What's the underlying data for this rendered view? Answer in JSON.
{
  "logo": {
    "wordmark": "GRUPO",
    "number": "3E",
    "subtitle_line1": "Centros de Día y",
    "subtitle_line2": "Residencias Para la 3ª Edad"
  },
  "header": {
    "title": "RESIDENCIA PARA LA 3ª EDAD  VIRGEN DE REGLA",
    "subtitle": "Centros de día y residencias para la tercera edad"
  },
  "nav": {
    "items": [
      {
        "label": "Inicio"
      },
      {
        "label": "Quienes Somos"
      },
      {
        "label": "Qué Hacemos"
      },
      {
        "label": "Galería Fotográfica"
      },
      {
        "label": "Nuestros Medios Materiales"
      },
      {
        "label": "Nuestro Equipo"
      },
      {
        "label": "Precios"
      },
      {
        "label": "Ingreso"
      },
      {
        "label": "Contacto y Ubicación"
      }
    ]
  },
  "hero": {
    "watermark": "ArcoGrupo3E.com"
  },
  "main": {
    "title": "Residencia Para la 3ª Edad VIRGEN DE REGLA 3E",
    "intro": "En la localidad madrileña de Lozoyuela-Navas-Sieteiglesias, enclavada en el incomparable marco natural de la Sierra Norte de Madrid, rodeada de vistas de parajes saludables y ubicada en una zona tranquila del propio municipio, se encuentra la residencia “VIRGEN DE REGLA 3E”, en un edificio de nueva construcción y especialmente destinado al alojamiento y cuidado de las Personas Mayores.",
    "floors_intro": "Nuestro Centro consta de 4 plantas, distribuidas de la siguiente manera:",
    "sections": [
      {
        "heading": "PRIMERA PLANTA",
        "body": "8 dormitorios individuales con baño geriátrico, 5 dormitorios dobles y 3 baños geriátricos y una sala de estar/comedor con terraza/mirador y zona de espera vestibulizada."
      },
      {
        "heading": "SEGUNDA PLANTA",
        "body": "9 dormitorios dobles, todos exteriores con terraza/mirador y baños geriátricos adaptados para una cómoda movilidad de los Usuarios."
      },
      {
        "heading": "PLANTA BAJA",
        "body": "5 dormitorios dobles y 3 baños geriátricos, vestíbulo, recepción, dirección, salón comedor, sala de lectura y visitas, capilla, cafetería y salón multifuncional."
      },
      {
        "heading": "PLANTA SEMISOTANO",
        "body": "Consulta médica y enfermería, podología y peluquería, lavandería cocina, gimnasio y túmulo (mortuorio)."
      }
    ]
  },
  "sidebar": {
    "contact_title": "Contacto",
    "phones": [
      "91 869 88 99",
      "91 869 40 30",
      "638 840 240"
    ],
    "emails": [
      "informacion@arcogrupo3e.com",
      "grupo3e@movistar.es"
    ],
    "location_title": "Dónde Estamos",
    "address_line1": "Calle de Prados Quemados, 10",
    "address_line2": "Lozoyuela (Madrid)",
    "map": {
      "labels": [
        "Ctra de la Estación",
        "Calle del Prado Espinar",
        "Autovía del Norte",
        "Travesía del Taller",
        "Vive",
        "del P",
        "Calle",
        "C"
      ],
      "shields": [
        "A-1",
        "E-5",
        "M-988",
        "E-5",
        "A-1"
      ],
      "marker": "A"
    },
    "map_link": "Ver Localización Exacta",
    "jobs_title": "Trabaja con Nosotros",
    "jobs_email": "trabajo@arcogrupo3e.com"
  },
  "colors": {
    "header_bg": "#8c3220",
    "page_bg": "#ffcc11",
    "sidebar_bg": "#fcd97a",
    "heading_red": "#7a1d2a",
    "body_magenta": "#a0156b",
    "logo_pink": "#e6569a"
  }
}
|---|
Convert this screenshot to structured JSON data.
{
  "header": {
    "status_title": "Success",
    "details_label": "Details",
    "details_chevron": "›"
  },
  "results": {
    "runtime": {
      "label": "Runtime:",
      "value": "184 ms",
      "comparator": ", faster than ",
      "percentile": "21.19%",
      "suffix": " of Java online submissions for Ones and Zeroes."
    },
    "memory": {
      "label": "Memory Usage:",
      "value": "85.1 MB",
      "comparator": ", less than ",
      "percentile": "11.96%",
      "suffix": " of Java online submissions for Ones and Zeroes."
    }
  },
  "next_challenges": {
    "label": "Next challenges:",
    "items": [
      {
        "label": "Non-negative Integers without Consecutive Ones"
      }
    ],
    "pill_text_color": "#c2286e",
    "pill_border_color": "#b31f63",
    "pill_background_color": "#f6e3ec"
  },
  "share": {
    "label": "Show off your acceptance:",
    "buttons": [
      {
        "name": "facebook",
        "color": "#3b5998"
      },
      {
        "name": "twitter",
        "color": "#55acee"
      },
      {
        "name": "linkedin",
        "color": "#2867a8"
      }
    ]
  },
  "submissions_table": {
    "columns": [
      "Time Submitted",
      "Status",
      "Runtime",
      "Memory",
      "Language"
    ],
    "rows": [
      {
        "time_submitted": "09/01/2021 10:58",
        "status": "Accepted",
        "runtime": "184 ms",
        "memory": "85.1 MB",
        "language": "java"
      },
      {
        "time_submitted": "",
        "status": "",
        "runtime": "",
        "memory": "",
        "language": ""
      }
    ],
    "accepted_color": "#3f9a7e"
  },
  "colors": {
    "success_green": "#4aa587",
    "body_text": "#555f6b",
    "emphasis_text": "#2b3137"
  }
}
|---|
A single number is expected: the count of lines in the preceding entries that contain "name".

3